=== Section Start ===

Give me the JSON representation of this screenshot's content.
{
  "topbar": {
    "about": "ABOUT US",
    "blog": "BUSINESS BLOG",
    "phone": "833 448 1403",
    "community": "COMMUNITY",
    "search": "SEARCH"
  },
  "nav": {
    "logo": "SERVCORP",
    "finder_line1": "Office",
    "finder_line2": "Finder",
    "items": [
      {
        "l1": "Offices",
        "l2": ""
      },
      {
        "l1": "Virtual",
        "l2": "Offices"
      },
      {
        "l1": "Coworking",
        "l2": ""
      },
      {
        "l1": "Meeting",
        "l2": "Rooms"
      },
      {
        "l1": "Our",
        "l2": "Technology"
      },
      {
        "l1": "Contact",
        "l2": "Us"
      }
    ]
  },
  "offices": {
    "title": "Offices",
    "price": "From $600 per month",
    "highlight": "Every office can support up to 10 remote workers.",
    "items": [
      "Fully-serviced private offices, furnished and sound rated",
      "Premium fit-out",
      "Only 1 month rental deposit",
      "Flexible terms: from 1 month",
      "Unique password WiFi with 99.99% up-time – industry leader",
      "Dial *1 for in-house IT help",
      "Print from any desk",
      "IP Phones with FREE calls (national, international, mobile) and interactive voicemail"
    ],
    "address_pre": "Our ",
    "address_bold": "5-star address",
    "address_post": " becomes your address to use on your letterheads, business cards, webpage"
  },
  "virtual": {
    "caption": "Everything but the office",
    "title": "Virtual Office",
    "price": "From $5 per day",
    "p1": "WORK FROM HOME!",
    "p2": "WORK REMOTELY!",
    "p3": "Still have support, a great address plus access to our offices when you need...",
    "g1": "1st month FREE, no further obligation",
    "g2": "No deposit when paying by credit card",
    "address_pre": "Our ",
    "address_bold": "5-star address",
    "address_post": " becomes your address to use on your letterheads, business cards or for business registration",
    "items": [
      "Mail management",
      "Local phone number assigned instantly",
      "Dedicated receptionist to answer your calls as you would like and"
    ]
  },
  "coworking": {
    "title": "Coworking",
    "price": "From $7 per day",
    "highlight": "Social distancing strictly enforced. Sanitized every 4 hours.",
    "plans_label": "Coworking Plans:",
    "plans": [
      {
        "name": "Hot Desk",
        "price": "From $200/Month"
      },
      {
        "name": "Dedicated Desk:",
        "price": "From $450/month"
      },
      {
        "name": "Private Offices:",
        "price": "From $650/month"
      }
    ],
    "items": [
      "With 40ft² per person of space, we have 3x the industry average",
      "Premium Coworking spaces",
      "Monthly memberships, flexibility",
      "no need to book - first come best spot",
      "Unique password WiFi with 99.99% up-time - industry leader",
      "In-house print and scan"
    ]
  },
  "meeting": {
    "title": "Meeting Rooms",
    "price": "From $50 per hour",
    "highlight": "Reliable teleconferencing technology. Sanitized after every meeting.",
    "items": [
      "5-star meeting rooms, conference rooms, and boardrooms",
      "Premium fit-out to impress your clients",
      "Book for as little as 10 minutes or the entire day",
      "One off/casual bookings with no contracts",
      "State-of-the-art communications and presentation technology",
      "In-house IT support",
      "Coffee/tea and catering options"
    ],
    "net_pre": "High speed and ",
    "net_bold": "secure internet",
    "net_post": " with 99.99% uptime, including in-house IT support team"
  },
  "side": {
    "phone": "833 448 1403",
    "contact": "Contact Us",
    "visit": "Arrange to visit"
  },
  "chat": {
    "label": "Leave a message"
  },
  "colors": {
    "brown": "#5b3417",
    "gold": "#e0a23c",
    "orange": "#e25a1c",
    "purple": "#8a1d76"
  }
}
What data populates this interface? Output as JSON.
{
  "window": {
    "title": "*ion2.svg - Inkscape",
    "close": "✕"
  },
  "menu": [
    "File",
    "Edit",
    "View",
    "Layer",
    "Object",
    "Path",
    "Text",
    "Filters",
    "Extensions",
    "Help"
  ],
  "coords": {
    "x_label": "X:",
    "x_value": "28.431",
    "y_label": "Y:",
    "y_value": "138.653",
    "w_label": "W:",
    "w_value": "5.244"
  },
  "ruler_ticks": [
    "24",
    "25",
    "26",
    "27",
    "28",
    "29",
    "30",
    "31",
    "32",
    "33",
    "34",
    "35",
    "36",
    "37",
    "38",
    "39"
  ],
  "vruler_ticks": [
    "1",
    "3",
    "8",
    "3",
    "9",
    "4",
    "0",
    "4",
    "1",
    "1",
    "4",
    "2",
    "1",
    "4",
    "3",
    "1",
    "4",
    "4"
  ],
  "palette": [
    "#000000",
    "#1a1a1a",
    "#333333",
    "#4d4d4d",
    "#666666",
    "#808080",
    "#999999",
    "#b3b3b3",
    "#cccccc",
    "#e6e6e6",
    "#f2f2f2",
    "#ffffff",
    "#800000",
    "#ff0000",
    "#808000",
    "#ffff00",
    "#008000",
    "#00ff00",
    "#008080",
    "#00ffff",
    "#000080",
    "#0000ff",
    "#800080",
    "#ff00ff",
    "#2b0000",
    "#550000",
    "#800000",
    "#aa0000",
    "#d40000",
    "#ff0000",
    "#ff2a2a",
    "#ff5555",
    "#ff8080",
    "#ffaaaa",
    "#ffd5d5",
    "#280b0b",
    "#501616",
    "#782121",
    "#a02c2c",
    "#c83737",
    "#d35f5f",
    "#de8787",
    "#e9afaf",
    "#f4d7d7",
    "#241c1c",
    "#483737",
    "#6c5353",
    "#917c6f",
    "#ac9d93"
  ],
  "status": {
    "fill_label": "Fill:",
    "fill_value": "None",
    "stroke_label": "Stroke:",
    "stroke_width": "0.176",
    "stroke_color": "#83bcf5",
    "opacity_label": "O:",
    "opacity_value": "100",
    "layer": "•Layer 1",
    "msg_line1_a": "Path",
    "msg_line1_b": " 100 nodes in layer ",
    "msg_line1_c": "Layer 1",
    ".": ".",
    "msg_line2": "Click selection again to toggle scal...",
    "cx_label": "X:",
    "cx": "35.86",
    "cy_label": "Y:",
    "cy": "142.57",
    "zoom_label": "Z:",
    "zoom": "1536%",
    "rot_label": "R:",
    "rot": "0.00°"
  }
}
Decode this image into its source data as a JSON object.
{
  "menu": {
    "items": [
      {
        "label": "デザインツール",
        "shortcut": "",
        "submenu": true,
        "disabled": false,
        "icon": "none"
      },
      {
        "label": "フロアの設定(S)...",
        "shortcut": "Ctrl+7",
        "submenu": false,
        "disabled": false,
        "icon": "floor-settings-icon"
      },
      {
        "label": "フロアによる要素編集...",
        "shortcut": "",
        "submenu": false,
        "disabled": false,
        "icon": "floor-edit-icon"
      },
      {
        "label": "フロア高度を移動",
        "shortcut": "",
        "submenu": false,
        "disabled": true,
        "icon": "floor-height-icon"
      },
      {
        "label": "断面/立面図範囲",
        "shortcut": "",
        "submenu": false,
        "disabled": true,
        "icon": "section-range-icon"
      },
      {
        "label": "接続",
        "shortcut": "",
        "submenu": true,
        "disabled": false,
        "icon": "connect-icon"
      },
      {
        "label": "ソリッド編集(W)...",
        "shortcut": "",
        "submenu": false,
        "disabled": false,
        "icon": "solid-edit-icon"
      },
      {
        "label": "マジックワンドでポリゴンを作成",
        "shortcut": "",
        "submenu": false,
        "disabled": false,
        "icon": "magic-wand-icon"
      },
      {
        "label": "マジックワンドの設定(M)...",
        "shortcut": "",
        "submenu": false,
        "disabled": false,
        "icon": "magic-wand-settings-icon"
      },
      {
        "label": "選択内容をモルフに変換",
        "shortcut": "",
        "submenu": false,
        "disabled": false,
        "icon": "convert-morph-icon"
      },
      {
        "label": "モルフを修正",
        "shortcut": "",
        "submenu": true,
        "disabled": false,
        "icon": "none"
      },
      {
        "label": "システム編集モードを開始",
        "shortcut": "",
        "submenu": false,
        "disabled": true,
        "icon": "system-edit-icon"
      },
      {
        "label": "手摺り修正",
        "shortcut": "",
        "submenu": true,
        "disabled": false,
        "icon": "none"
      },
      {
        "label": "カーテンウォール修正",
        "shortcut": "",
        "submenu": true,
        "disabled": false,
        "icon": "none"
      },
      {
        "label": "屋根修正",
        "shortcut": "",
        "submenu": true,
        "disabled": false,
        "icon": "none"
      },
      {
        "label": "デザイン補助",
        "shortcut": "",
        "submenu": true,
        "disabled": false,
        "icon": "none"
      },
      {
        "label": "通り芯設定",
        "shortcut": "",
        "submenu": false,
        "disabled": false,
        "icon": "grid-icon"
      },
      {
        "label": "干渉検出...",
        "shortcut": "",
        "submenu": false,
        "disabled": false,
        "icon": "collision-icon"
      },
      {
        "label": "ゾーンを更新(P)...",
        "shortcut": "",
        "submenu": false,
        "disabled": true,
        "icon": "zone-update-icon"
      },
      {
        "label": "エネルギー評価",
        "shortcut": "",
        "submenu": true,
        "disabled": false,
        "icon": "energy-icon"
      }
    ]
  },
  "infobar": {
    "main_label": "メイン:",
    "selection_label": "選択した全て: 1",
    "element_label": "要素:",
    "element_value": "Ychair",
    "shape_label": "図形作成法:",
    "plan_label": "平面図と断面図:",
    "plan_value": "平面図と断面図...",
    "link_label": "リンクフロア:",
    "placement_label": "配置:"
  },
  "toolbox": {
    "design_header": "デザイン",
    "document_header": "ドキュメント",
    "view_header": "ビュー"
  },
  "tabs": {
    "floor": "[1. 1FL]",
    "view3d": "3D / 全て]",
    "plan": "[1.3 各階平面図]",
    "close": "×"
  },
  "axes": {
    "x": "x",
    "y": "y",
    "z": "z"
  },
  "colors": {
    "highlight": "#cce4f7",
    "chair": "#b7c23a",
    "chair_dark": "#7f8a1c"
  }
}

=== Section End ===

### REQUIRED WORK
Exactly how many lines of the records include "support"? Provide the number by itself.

### OUTPUT OF THE EXERCISE
4